200 years after Baron von Drais invented the forerunner of the bike, Glidecycle has a low impact exercise bike, or as they refer to it a “body unweighted running bicycle.
Promoting their low impact exercise bike for “running or walking again with injuries and chronic pain” rather than a pure bicycle alternative for cyclists, they also describe the product as a path back to a pain-free, healthy lifestyle. The great advantage is the “unweighted” running to get somebody back on their feet after, for example, an operation.
Thinking of the product as being not just an updated version – thought totally differently designed – of Baron von Drais’ “Laufmaschine” (“running machine”) but an adult version of the balance bike in so far as there are no pedals, it is evident that there is a clear market niche for this “non-bike”.
Rather than being supported on a cross bar and saddle, like the original Draisine, the Glidecycle has an arched support between front and rear wheels from which the rider – or runner – is supported. This lifts clients by the pelvis without placing any pressure on sensitive perineal tissues, or relying on constricting, uncomfortable and time-consuming harness systems. This is where the idea of this being unweighted running comes from. Simple strap adjustments and changing the incline or decline also affect the level of weight bearing support.
Testimonials for the Glidecycle Low Impact Exercise Bike
It is clear from comments made by users that this product has helped them back into exercise and to lose significant amounts of weight because of the way they are supported while getting exercise almost as a form of self-administered physiotherapy exercise.

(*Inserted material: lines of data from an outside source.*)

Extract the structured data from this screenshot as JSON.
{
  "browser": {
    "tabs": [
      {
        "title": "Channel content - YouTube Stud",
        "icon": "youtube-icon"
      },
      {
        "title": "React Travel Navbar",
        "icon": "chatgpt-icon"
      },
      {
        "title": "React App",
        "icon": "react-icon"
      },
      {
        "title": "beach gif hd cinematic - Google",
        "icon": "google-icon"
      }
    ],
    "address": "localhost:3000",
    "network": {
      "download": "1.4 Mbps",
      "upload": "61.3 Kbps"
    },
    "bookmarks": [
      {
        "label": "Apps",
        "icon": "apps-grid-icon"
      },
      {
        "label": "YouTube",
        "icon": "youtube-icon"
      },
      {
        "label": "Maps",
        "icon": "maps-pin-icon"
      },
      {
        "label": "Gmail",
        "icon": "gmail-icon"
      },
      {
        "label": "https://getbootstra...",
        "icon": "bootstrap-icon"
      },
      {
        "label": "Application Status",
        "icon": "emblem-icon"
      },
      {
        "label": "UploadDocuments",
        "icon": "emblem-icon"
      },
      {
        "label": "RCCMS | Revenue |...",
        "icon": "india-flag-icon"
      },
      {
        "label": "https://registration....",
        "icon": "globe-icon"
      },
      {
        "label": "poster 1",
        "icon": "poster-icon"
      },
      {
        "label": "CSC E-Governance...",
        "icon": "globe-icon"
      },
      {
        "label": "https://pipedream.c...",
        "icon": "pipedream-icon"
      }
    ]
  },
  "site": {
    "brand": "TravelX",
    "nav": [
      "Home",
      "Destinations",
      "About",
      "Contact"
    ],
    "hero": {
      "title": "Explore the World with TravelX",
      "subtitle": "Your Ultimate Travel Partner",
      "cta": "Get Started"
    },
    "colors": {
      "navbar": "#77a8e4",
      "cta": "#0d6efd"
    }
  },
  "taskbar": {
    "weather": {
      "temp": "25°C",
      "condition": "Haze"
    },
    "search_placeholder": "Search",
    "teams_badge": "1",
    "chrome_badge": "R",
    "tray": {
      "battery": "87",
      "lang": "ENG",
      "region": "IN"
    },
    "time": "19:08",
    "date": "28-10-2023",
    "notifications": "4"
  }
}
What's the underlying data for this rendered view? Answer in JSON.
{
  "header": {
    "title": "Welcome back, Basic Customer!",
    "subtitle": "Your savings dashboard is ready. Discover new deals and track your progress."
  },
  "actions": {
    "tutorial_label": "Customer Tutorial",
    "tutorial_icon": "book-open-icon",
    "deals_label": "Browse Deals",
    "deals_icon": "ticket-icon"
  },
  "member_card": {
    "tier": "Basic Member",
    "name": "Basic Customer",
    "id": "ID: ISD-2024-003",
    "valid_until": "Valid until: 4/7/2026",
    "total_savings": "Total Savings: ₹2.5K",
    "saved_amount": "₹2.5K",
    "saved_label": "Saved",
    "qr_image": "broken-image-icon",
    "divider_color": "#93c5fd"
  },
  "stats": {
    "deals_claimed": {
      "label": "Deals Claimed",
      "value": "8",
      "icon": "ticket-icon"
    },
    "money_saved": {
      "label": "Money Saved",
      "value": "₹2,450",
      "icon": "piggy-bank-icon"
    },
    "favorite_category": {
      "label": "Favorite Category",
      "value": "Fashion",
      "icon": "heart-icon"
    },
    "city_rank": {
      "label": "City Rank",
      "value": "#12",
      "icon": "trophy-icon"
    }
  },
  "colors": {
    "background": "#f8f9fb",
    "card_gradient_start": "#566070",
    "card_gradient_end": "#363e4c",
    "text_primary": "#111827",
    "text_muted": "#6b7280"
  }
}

One of the great, but less stressed, benefits of the glidecycle is that its users can use this low impact bike to exercise outdoors in the fresh air rather than indoors in a gym. While we don’t foresee large numbers of fit athletes using the product, it has to be good for the elderly and those returning from injury. The manufacturer also recommends it for pre-operative use so that prospective patients can build up strength prior to their operation. It certainly can provide for aerobic yet low impact exercise, though is likely to draw a certain amount of staring from bystanders who haven’t seen something quite like this go past them before.